Filed March 18, 2021, First District, Div. Three
By Golnaz Yazdchi
Sheppard Mullin Richter & Hampton LLP
Headnote: Capacity – Mental Health Disorder – Delusions
Summary: Where a testator’s belief, even if irrational or unfounded, is drawn from facts which are shown to exist, the testator was not acting under an insane delusion
Kay Pearson executed a trust on February 24, 2016 naming St. Jude Children’s Research Hospital as the sole beneficiary, and disinheriting her estranged son and two granddaughters, Eyford and Johnson. Pearson was generally close with her granddaughters until the final years of her life. Before executing the trust Pearson made statements to friends that she was disinheriting her granddaughters for reasons that included that (1) they were stealing from her, (2) trying to kill her, (3) had shredded her papers against her will, and (4) had closed her bank accounts. All of those factual claims were demonstrably false, and they in fact had shredded her papers and closed her accounts with her consent. Following Pearson’s death, the granddaughters contested the trust on the basis that Pearson had a mental disorder with symptoms including delusions or hallucinations that impacted her testamentary capacity. The parties presented conflicting factual evidence about why Pearson ultimately disinherited them despite naming them as her sole beneficiaries under a prior will. The parties also presented conflicting expert evidence of Pearson’s mental state and condition. Granddaughters urged that their grandmother lacked capacity because she had multiple false beliefs about them, which constituted delusions. Ultimately, the trial court found that at the time Pearson executed her trust she did not have a mental health disorder with symptoms including delusions or hallucinations that caused her to disinherit granddaughters.

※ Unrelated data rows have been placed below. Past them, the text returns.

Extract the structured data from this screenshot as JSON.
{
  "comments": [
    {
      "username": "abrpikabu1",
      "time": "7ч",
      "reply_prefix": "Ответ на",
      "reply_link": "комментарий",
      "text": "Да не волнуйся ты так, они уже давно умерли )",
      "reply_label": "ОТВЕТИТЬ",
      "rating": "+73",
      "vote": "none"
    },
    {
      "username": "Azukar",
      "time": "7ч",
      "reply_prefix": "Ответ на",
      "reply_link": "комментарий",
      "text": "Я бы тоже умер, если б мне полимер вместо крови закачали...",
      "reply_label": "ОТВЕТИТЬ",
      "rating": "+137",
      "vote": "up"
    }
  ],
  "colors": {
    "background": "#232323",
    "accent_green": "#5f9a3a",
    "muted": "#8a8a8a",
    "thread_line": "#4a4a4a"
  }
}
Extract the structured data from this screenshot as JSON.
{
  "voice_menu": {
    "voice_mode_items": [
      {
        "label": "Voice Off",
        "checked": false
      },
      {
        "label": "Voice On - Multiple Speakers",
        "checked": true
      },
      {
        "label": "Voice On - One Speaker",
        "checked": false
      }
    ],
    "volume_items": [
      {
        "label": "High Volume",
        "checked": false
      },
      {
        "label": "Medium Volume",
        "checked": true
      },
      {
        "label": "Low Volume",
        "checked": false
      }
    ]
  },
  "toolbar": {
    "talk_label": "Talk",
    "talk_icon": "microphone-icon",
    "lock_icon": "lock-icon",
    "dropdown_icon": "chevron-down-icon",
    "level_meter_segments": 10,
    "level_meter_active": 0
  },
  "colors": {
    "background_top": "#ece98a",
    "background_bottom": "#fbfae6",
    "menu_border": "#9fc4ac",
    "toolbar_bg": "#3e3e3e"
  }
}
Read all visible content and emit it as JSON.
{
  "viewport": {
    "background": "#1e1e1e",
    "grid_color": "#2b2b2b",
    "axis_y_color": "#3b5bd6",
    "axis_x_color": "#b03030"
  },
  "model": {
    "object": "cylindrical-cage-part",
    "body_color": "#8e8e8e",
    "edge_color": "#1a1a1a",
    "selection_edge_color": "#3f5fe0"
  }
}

Held: Affirmed. A person is not competent to make a will if at the time of making the will, she has a “mental health disorder with symptoms including delusions or hallucinations.” Although Pearson had several demonstrably false beliefs about her granddaughters, and those false beliefs motivated her in disinheriting them, those beliefs were tethered to facts, and therefore not delusions. Three experts testified that Pearson did not have a mental disorder, or delusional disorder. Pearson’s treating physicians testified that she did not have dementia, and that they did not notice signs of cognitive impairment. Even appellant’s expert testified that the second best explanation as to why Pearson changed her estate plan was that it was possible that she was upset that her granddaughters “swept” into her life after her husband’s death, and she did not want to give her money to them. Substantial evidence—a standard of review that does not permit a reweighing of the evidence—supported the court’s determination.